Sustainable printing methods are becoming more well-known as environmental concerns spread. There are initiatives underway to create waste-reducing, energy-efficient, and resource-efficient printing supplies, inks, and processes. To encourage sustainable in the printing sector, research is being conducted on biodegradable and recyclable printing supplies in addition to ink formulas with minimal environmental effect.
Augmented Reality (AR) Printing:
Traditional printing is combined with active digital content in augmented reality printing. Users can access extra multimedia materials, animations, or immersive experiences by scanning printed information with their smartphones other AR-enabled devices once it has been embedded with AR markers or codes, such as those found in magazines, advertising, or packaging. AR printing improves interaction, narrative, and engagement, creating new opportunities in marketing, instruction, and entertainment.
Artificial Intelligence (AI) in Printing:
The integration of artificial intelligence into printing technology has the potential to streamline processes, optimize workflows, and enhance print quality. AI algorithms can be used for automated color correction, image enhancement, and intelligent image analysis, leading to improved print accuracy and efficiency.
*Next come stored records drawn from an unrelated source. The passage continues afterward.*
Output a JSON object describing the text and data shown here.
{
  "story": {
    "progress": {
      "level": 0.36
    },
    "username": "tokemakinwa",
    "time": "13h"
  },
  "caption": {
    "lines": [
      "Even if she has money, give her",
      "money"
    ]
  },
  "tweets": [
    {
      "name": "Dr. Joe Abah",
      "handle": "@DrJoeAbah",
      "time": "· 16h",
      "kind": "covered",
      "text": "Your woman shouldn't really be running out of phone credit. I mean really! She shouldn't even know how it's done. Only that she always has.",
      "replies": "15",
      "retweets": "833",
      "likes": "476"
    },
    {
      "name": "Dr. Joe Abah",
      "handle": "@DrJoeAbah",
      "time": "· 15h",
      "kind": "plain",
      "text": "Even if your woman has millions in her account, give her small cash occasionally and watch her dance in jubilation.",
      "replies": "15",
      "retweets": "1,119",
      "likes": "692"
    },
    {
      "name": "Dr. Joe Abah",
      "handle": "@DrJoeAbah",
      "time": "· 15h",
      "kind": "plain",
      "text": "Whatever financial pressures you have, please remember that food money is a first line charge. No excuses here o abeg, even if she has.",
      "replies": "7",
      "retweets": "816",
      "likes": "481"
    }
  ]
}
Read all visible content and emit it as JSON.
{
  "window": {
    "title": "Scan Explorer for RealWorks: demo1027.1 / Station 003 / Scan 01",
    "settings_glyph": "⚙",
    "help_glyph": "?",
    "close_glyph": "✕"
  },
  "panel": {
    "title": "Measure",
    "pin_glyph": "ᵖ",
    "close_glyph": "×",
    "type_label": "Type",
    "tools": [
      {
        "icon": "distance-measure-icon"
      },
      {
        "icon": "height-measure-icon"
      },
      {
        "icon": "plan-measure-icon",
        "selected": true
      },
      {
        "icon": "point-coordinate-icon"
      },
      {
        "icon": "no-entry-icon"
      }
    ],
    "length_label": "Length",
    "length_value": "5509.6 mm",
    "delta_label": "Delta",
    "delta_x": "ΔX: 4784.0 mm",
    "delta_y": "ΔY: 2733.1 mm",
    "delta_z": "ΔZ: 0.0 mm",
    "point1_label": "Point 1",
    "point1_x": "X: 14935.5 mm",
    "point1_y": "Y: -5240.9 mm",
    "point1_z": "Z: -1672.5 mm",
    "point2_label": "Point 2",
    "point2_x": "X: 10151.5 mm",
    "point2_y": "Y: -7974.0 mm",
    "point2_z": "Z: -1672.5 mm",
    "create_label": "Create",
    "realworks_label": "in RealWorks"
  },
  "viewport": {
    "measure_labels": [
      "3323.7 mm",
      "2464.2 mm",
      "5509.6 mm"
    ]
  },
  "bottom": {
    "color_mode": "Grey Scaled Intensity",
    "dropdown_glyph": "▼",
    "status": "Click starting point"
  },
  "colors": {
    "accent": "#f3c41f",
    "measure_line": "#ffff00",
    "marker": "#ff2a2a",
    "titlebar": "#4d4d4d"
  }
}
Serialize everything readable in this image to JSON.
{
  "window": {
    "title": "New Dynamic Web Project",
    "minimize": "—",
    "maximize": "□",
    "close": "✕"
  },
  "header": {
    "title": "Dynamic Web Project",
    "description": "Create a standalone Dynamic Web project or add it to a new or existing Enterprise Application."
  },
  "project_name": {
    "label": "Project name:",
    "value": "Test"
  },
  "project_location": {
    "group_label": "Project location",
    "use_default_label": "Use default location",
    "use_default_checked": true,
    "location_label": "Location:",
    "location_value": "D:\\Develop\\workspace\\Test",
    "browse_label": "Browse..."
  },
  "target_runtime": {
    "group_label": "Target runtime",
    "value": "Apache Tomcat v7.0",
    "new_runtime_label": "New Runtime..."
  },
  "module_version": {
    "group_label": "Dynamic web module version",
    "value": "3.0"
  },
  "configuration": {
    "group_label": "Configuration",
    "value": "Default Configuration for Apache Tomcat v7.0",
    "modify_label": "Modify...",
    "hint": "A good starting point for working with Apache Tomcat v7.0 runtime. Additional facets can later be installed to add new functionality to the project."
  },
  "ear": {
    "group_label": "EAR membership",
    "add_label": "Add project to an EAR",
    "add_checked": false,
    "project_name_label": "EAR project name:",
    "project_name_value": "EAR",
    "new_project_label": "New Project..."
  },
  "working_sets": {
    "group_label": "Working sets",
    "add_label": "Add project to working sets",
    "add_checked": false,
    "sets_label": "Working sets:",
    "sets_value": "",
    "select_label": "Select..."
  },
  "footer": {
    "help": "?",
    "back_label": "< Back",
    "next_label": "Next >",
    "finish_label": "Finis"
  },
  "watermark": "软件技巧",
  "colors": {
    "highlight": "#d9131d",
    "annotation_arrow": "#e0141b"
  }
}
AI-powered printers can also self-diagnose issues, predict maintenance requirements, and optimize ink usage, reducing downtime and costs.
Since its humble beginnings, printing technology has advanced significantly, and the future of this field is quite promising. The printing sector continue to innovate and expand its capabilities, from nanoscale printed to bioprinting to be functional the printing process, and sustainable practices. These new trends have a chance to revolutionize a number of industries, including design, manufacturing, healthcare, and electronics. Print will continue to be a key factor in determining how we interact, acquire knowledge, create, and engage with all that is around us as technology develops.